What you should do ::
When a line below holds the string "title", show that line.

____ Entries shown

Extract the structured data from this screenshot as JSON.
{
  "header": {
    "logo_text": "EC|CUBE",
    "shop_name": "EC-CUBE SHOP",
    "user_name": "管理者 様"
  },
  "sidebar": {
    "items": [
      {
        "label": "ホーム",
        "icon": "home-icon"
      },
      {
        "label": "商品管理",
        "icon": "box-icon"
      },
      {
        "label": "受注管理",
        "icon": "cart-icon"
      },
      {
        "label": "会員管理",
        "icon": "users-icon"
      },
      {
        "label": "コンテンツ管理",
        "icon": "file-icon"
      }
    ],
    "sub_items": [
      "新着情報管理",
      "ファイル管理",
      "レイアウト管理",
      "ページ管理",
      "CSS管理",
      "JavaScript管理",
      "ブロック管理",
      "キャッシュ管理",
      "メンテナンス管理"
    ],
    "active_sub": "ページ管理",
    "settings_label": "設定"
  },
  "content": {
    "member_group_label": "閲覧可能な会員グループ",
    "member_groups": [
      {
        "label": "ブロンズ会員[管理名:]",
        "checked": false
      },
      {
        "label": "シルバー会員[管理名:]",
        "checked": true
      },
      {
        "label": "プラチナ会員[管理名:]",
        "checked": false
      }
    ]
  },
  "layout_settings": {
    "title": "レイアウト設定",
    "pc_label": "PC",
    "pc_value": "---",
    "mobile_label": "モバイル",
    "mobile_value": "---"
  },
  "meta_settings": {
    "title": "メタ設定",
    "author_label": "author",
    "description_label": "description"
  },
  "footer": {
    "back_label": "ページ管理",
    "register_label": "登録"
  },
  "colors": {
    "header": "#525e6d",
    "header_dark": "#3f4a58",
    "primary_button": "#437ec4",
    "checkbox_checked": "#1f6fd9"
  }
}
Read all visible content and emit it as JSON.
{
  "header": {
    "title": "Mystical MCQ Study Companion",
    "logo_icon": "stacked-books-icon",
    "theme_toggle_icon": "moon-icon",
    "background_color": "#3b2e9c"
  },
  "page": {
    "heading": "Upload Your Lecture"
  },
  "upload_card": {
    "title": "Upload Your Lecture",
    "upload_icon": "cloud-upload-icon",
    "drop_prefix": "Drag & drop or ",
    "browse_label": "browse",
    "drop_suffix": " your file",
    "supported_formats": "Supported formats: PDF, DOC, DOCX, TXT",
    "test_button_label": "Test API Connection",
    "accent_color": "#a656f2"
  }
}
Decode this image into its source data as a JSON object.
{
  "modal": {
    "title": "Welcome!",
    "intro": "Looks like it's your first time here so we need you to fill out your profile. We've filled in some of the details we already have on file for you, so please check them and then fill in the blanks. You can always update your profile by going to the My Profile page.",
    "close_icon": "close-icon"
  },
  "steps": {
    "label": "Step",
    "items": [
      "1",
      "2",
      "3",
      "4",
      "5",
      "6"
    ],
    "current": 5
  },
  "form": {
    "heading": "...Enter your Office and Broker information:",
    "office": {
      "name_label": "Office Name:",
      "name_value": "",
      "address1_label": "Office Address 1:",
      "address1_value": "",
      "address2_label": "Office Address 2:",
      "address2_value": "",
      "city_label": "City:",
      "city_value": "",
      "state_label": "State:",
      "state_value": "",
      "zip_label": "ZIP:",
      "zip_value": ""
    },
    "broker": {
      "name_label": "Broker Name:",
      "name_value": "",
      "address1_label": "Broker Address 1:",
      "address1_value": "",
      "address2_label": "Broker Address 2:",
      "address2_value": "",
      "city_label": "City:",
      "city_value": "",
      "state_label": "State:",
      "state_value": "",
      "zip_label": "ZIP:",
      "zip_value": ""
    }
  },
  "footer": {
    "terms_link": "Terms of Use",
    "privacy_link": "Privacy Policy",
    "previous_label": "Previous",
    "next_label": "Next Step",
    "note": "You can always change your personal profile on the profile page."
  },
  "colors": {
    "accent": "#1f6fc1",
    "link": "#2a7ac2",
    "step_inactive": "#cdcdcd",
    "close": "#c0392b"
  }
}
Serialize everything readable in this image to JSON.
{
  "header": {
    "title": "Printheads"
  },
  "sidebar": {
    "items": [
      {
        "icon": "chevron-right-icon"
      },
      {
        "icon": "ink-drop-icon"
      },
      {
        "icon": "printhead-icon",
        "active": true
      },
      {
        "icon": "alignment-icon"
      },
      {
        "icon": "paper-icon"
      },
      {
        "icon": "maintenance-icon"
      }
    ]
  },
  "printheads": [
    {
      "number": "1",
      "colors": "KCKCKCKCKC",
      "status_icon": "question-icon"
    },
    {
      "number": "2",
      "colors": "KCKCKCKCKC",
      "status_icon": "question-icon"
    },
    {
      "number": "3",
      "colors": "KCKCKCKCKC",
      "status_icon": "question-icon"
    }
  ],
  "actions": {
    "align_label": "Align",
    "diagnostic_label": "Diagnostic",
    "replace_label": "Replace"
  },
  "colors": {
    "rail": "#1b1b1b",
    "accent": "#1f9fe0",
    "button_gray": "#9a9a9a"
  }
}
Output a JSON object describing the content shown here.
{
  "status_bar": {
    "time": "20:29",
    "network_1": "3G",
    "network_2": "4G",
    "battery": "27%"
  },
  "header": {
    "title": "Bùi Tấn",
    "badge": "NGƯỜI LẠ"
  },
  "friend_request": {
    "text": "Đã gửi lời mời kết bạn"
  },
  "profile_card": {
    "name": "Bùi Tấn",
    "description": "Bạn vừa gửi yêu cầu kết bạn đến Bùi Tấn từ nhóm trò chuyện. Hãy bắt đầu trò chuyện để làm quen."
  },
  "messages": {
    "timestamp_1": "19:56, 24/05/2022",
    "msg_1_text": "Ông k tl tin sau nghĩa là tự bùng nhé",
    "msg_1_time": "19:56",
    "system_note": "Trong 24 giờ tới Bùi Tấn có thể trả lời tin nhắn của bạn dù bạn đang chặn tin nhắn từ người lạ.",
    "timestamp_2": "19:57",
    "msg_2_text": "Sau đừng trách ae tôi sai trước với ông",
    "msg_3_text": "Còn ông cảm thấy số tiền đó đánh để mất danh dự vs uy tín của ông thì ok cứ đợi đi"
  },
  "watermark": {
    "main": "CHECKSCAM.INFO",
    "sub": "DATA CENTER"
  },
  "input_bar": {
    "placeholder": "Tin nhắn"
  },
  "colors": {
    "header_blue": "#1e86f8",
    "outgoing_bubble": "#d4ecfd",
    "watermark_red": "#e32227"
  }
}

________

Result ::
    "title": "レイアウト設定",
    "title": "メタ設定",
    "title": "Mystical MCQ Study Companion",
    "title": "Upload Your Lecture",
    "title": "Welcome!",
    "title": "Printheads"
    "title": "Bùi Tấn",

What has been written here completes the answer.